For James Arness, starring in Gunsmoke was the chance of a lifetime. The merits of Arness’s acting aside, Matt Dillon was not only the best thing that happened to Arness: it was also the longest-standing character he impersonated. The longevity of the show – two decades, which made it one of the lengthiest American TV shows ever – brought him a rightful spot in a theme museum in the early 1980s.
Biographies might exaggerate, but it indeed took a star for Arness to become a star. At that point where he met John Wayne, Arness was not particularly interested in signing up for what seemed to be, even back then, a long-lasting horse drama character. No, he thought quite the opposite, envisaging a different career as a big screen star.

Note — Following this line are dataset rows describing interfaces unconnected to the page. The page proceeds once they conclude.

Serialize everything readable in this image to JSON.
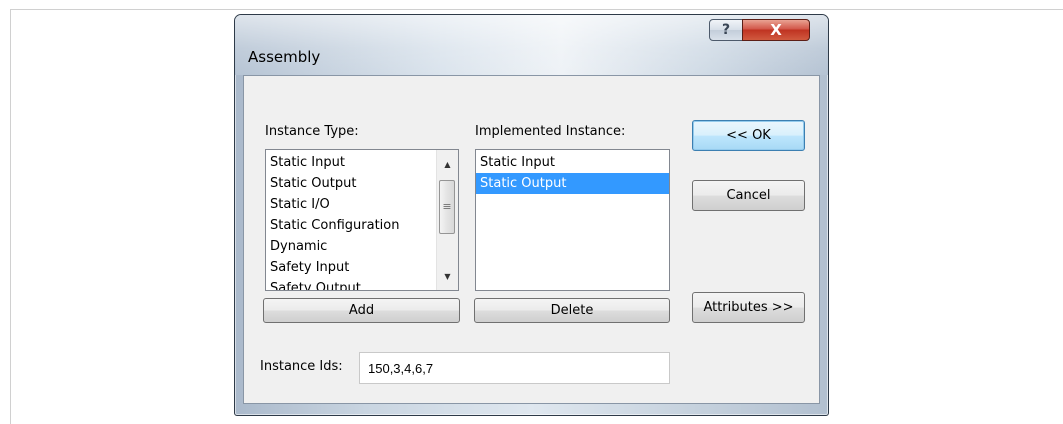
{
  "window": {
    "title": "Assembly",
    "help_label": "?",
    "close_label": "X"
  },
  "instance_type": {
    "label": "Instance Type:",
    "items": [
      "Static Input",
      "Static Output",
      "Static I/O",
      "Static Configuration",
      "Dynamic",
      "Safety Input",
      "Safety Output"
    ],
    "scroll_up": "▲",
    "scroll_down": "▼",
    "thumb_grip": "≡",
    "add_button": "Add"
  },
  "implemented_instance": {
    "label": "Implemented Instance:",
    "items": [
      "Static Input",
      "Static Output"
    ],
    "selected": "Static Output",
    "delete_button": "Delete"
  },
  "buttons": {
    "ok": "<< OK",
    "cancel": "Cancel",
    "attributes": "Attributes >>"
  },
  "instance_ids": {
    "label": "Instance Ids:",
    "value": "150,3,4,6,7"
  },
  "colors": {
    "selection": "#3399ff",
    "close_button": "#c4382a",
    "dialog_background": "#f0f0f0"
  }
}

Impressed with his height and carriage several years before the idea of Gunsmoke, John Wayne saw in him the potential and recognized the necessary makeup for becoming the iconic western hero. Indeed, it is to the very John Wayne that Arness owes his appearance in Gunsmoke.
Whatever the battery of arguments used by Wayne, history records Arness immediately took his mentor’s advice. Twenty years later and – there you go – it seems Wayne made his point.
Of course there is much more to an actor’s career than its starting point. Any number of things could have gone wrong – and perhaps they did – but Arness persevered. However, I can’t hep but wonder what would have become of him if it weren’t for Wayne. And, to continue this line of thought, what would have become of Gunsmoke? Could there have been any better actor to play Marshall Matt Dillon?
As homage to Wayne, James Arness took the chance and played, several good years after the interruption of Gunsmoke, Thomas Dunson: the very character one impersonated by Wayne in the original Red River, released in 1948.
I love westerns, and these sorts of symmetries that take special circumstances and opportunities to occur make my heart melt. In particular when titans like Wayne and Arness are involved. I often like to think the career of the latter started and ended – symbolically, at least – with Wayne, however differently historical facts might indicate.